The political conflict in Thailand during the past six years, involving increasingly large numbers of participants outside the usual elite, has elicited a great deal of speculation on the background of the Red Shirts and the Yellow Shirts. Foreign journalists, relying on interviews with the red-shirted demonstrators, have tended, for example, to conclude that most of these demonstrators are rural, poor, and primarily from the Northeast. Yellow Shirts, insofar as they have been able to attract interest from these journalists at all other than as the group that closed down Suvarnabhumi Airport, are said to be supporters of the “elite”. These views nicely complement each other and simplify matters for their audience.

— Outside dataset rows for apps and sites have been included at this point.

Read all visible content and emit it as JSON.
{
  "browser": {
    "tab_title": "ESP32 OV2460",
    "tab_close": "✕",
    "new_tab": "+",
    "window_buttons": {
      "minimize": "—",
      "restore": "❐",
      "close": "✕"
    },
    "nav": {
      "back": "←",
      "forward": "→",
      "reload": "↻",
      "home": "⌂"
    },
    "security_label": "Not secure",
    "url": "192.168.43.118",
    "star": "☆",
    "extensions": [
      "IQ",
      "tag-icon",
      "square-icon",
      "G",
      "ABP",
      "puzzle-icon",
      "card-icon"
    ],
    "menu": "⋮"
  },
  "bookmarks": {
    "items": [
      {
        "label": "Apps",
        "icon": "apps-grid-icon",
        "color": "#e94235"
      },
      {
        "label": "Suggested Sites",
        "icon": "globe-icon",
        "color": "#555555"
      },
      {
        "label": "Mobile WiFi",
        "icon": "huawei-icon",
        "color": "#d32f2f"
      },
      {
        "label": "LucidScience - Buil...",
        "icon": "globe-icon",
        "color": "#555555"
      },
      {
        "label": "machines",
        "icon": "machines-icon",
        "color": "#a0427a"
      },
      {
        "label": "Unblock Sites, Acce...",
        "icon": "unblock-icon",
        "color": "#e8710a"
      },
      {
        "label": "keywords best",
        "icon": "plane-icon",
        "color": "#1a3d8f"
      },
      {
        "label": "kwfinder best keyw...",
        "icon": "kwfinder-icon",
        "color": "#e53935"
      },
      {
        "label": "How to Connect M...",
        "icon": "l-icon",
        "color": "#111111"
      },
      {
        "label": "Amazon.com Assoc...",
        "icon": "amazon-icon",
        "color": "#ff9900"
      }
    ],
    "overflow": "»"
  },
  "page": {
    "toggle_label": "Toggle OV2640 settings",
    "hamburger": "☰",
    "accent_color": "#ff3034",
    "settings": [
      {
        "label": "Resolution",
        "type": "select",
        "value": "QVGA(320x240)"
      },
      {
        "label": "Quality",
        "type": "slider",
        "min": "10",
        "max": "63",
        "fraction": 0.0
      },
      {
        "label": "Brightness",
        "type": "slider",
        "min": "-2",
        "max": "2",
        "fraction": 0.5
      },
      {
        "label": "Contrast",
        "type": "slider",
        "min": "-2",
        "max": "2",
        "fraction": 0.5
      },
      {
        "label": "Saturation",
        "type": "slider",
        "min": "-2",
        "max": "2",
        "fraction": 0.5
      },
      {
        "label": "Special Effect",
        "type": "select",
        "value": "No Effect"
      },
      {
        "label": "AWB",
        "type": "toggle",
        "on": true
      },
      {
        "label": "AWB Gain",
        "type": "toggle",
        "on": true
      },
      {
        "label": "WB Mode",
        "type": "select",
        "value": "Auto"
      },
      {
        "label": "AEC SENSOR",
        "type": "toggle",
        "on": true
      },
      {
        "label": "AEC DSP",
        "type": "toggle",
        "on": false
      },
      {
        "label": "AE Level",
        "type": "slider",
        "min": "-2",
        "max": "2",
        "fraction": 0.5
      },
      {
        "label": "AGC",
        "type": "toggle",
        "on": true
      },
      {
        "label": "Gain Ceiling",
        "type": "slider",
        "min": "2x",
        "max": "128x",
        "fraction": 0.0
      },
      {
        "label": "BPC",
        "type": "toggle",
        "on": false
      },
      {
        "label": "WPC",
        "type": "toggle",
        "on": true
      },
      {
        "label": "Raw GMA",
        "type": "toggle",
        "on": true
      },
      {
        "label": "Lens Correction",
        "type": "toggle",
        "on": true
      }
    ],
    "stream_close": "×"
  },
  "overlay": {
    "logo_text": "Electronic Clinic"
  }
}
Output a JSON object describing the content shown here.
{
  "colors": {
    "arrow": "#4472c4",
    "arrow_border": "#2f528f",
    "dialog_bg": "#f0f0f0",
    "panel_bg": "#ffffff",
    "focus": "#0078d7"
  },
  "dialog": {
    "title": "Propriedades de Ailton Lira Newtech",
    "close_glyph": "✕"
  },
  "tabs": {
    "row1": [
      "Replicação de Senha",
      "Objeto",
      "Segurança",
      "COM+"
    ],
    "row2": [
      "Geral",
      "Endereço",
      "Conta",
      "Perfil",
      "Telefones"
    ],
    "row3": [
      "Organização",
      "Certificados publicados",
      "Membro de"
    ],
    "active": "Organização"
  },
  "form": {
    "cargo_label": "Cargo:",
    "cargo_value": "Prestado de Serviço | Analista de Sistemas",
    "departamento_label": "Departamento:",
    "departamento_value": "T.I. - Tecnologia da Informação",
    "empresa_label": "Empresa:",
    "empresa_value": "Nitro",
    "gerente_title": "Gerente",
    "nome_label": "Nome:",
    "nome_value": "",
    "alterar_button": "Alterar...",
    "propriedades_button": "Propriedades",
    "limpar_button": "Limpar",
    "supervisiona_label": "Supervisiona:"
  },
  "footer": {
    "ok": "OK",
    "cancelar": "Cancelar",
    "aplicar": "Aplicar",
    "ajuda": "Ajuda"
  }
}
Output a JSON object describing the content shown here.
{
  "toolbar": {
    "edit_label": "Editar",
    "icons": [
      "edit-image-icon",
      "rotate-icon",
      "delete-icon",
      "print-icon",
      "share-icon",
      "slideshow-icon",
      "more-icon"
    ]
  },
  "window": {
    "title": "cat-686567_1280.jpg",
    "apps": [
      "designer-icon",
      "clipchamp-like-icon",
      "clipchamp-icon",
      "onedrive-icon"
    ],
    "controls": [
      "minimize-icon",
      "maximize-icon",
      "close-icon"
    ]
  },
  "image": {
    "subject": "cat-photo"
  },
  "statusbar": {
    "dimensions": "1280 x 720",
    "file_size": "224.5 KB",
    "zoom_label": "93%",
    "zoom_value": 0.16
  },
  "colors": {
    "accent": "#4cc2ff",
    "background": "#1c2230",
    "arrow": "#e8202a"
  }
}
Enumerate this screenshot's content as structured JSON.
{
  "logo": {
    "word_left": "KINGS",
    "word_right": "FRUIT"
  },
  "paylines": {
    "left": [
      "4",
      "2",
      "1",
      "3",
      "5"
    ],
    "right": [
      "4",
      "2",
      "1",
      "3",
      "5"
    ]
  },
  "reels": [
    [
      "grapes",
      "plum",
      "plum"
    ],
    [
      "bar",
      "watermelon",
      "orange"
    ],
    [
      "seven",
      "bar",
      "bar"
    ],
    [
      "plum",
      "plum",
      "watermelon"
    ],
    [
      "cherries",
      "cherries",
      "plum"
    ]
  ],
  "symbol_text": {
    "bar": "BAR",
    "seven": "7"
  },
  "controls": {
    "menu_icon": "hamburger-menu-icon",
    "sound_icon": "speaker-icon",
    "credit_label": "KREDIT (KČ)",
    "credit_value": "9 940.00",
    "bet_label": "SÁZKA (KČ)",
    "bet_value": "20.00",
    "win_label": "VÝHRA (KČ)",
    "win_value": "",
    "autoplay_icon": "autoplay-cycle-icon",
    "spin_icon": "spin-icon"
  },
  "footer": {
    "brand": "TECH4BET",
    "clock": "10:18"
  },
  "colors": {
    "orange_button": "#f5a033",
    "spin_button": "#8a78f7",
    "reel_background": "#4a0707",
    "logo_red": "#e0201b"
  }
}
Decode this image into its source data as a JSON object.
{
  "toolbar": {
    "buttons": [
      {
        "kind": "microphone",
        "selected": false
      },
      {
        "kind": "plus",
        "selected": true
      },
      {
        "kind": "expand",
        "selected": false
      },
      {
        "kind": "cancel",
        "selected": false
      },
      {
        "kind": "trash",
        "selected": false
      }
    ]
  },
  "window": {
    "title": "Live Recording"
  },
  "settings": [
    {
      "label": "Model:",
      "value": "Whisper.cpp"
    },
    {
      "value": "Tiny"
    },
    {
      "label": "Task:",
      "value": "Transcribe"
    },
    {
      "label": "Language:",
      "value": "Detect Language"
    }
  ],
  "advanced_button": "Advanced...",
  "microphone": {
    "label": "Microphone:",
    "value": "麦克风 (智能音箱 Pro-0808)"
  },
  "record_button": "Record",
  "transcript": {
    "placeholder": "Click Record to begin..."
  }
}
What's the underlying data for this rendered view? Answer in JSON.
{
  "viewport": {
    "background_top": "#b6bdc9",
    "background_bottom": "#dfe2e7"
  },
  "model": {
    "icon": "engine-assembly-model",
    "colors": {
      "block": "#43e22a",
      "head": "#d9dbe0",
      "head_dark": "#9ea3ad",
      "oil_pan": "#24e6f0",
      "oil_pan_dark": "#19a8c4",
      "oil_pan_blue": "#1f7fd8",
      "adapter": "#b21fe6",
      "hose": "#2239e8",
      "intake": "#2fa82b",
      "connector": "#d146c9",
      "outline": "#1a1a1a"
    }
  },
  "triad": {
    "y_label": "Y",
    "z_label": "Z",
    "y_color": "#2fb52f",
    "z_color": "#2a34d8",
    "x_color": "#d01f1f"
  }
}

Matters are a little more complicated, as was pointed out in a presentation made by one of us during the 2009 Year-End Conference of the Thailand Development Research Institute. Based on an extensive survey, that presentation came to the preliminary conclusion that there is no substantial difference in the social backgrounds of people who support the Red and Yellow points of view. It is important to bear in mind that, in both that presentation as well as in what follows, we are not studying the demonstrators themselves, who are only about 1 or 2 per cent of the population, but the much more numerous people who support the points of views expressed in the demonstrations.
This paper uses the same data as the earlier presentation, but it substantially refines that presentation's preliminary finding by using what we believe to be a more thorough and objective method to classify respondents into Reds and Yellows and then to find out what socioeconomic backgrounds appear to make people choose to lean towards the Reds, the Yellows, or neither. The paper is somewhat unusually ordered: the next section describes the data source used and proceeds directly to the results of the analysis. We leave to the end the technical details of how we proceed from the data to the results.
The data used both in the earlier presentation and in this paper come from a survey of political attitudes conducted by the National Statistical Office (NSO), using a questionnaire prepared by the Thailand Development Research Institute (TDRI). The objective of the survey was to answer broad questions relating to economic inequality to the political divide that affects Thai society.